Keep on Truckin’
They say an army moves on its stomach, but it needs all sorts of things – fuel, ammunition, communications equipment – besides food to keep on going.
Mail, for instance.
U.S. Army Major Coleen Carr says the military has a goal to get troops’ mail from the U.S. to Afghanistan or Iraq within seven to 10 days. “We couldn’t survive without strategic airlift,” says Carr, a human resources planner at the Theater Sustainment Command level.
In fact, to get the mail out to the troops at forward operating bases and other remote locations, “we actually have our own small feet of helicopters that only do mail airlift in Afghanistan,” she says.
Mail isn’t the only thing that moves by air in Afghanistan, says Army Maj. Yon Kimble, a logistics expert and former deputy director of logistics for Combined Joint Special Operations Task Force in Afghanistan. The biggest challenge was the road infrastructure there because “there is really hardly any,” she told an Army bloggers roundtable recently. The weather especially in winter exacerbates the problem making it hard to move goods during the snowy months. “So our time to conduct any type of mission is pretty limited, she says. While airlift can take up the slack in the winter months, weather poses yet another problem for flying, especially to Special Operations troops like Army Rangers and Navy SEALs posted in remote locations.
Carr and Kimble were among six field grade or intermediate officers attending the Command and General Staff College (CGSC) at Fort Leavenworth, Kansas who spoke with the bloggers. They included five Army majors and one Navy lieutenant commander. The CGSC is a graduate school for mid-grade officers (Army, Air Force and Marine Corps majors and Navy and Coast Guard lieutenant commanders).
The naval officer, Lt. Cmdr. David Collis – also assigned to logistics work for Special Operations Forces in Iraq and Afghanistan – said “everybody would prefer to move things by air because its faster and [with] a lot less issues than on the ground.”
Those issues included providing security to truck convoys – sometimes from local police or military. Because Afghanistan is a land-locked country, everything has to be trucked in over often dangerous roads from Pakistan, like the one that runs through the wild and wooly Federally Administered Tribal Areas – a Taliban stronghold.
After dealing with the threat of attack in Pakistan, Afghanistan’s poor quality roads present additional challenges – especially in winter.
In Iraq, Collis said, pilferage was a problem until the U.S. military started providing security to supply truck convoys. Once when transporting containerized housing units from one base to another, Collis said the Iraqi drivers were stopped at a checkpoint where Iraqi police had broken into the trucks and were handing out beds and furniture to “local Iraqis that were selling them. It was kind of like a free-for-all auction.” Collis said U.S. troops broke up the impromptu bazaar and started escorting the convoys of Iraqi trucks after that. The Iraqi truck drivers asked the Special Operations troops to escort them home, too, so “they didn’t have to stop at the checkpoints, and they didn’t get shaken down” by Iraqi police.
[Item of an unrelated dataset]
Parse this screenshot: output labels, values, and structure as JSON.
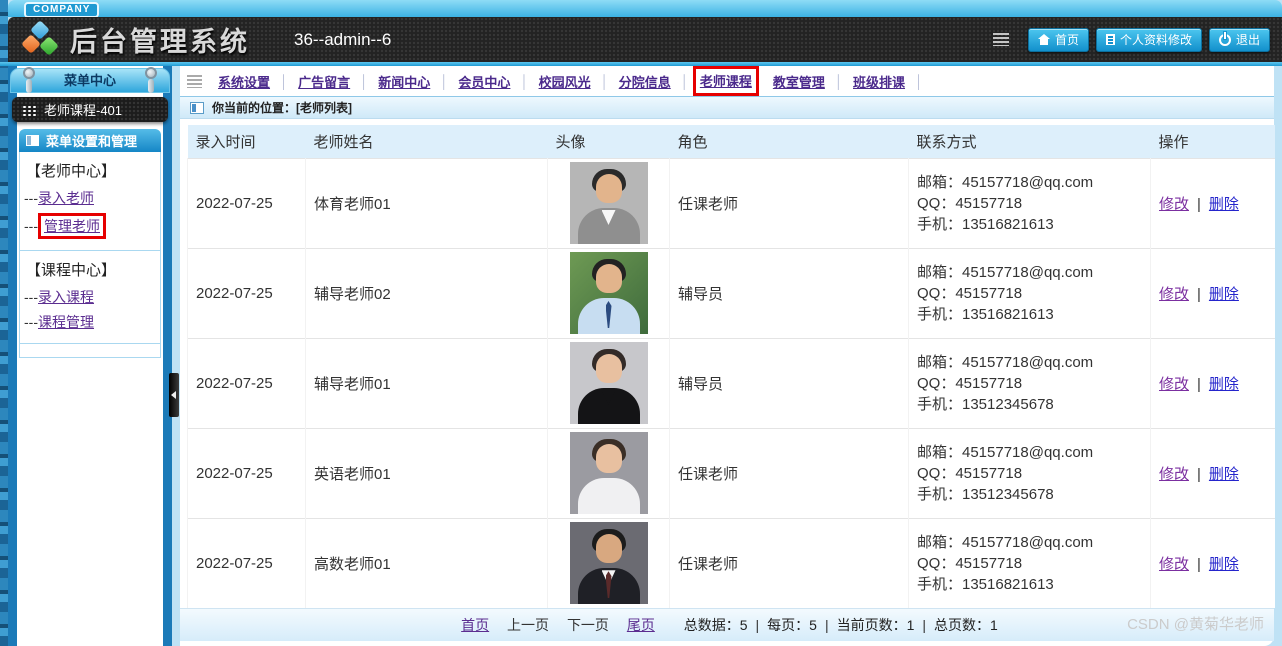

The six staff college students said the take-away from their experiences in Iraq and Afghanistan varied. For some it was learning the importance of cooperating with the other services, or learned to adapt to the very different culture and infrastructure of a combat zone. Major Carr, the human resources expert, said for her the lessons of Iraq and Afghanistan came in handy responding to the earthquake in Haiti.
“I know it may sound a little odd,” she says, but the lessons learned in the surges in Iraq and Afghanistan “we were able to put into practice in Haiti, which was a very austere environment.”
Entry filed under: Afghanistan, Haiti, International Relief, Lessons Learned, National Security and Defense, Special Operations. Tags: Afghanistan, Counter Insurgency, counter terrorism, helicopter, Iraq, military aviation, Special Operations, Topics.